Gary Kirsten was often a member of those teams, and he saw firsthand the importance players attached to their averages and match figures — for the purposes of securing their place for the next match or tour. The current coach knows now, with the benefit of hindsight, that he could have done more to change that ethos. (But for much of that time he, too, was fighting for his place with conventional criteria — averages.)
But as Morne Morkel said on Monday of the no-balls that blighted his Test at the Gabba in Brisbane last week, there’s nothing you can do about history. All you can do is make sure it doesn’t repeat itself. So while Morkel decides whether it is his "long legs or big feet" which are the problem, Kirsten makes sure that all the players have enough confidence to play for the team in the knowledge they won’t be unfairly judged.
Jacques Rudolph, for example, lost his wicket cheaply in the first innings at the Gabba in pursuit of quick runs as the declaration loomed. Kirsten and his long-time opening partner, Andrew Hudson, will not allow acts of such selflessness to be forgotten when the shakedown of selection arrives.

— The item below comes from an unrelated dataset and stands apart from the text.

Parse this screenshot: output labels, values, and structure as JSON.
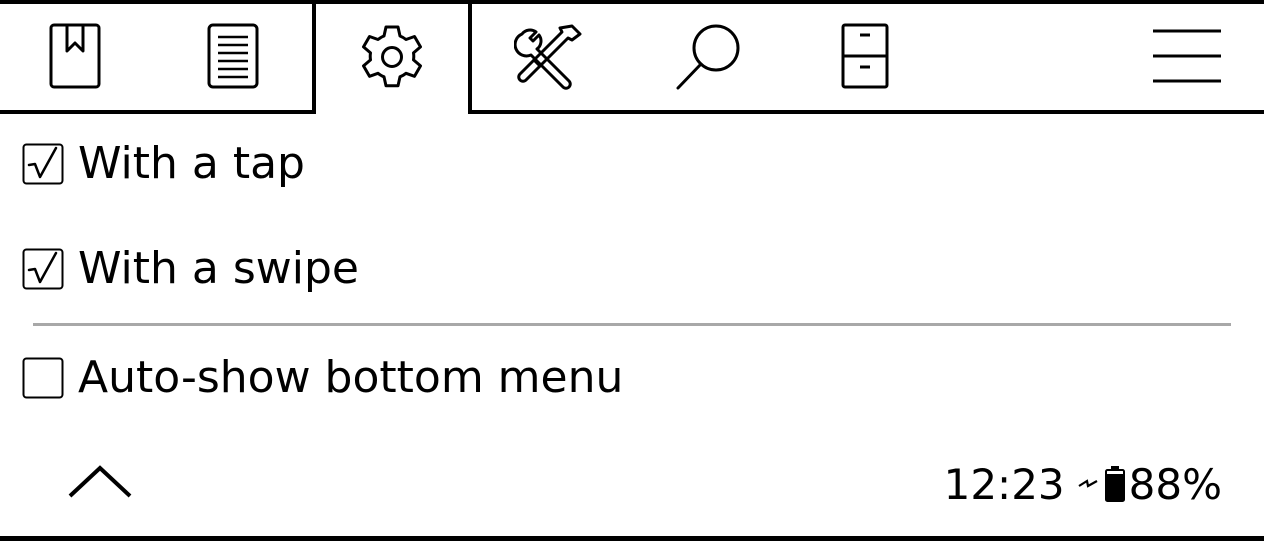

If and when places are questioned, the coach will stand up for his players, even if it means putting his own head on the block.
During the recent "holiday" enjoyed by the Proteas, much was made of the fishing and golfing expeditions undertaken by several members of the 25-man group. Actually, only four (including Rudolph) went north for the experience of a lifetime fishing off the Great Barrier Reef, and two four-balls (led, inevitably, by golfaholic Jacques Kallis) committed themselves to a trio of championship resort courses on the Gold Coast.

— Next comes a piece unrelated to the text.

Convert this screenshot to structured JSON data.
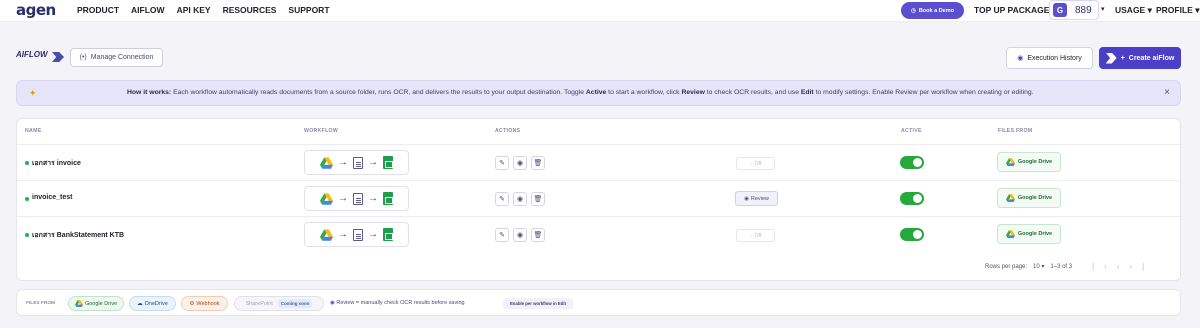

The rest, half the squad, preferred to stay in Brisbane and "just be". Not too long ago the chance to get away from each other would have been hard for the squad to resist, but these days they’d rather spend their down time in each other’s company. When you have to, you don’t want to. When you don’t have to, you prefer to.
Some didn’t actually want to do anything. They went to the zoo on one day. Want to know what Hashim Amla did that made him so happy? He had a tooth fixed — root canal treatment, no less. It’s been bothering him for months. (What "bothers" Amla is agony for the rest of us.) They relaxed and did things they don’t normally have the time to do on tour. Like write and respond to e-mails they should have done months ago. And you all know how good that can feel.
Contrast this with the Australian team, all of whom dispersed to presumably happy personal environments but reconvened to the same confusion and antagonism surrounding selection as existed before the first Test.
Shane Watson is the vice-captain, yet coach Mickey Arthur was guaranteeing him a place in the 11 while captain Michael Clarke was saying he would have to prove his fitness to be considered.
Clarke does not like Watson. At all. The captain is gatvol of his prized (read prima donna) all-rounder being constantly injured. Since Clarke took the captaincy, Watson has missed seven consecutive Tests on home soil. About to be eight. Australia beat India 4-0 without him, a fact Clarke has now mentioned six times publicly.
With so much discord and discontent in the Aussie camp, the temptation to prod a stick into their cage must be significant. Even just drop a feather into the huddle. Yet the Proteas have, thus far, resisted. Despite cheap shots from the challenged fast bowler Peter Siddle claiming that South Africa’s top order are vulnerable to, and distracted by, his sledging.
The contest between bat and ball which resumes on Thursday is enthralling enough. But my goodness, if we only knew a quarter of what is going on beneath the surface!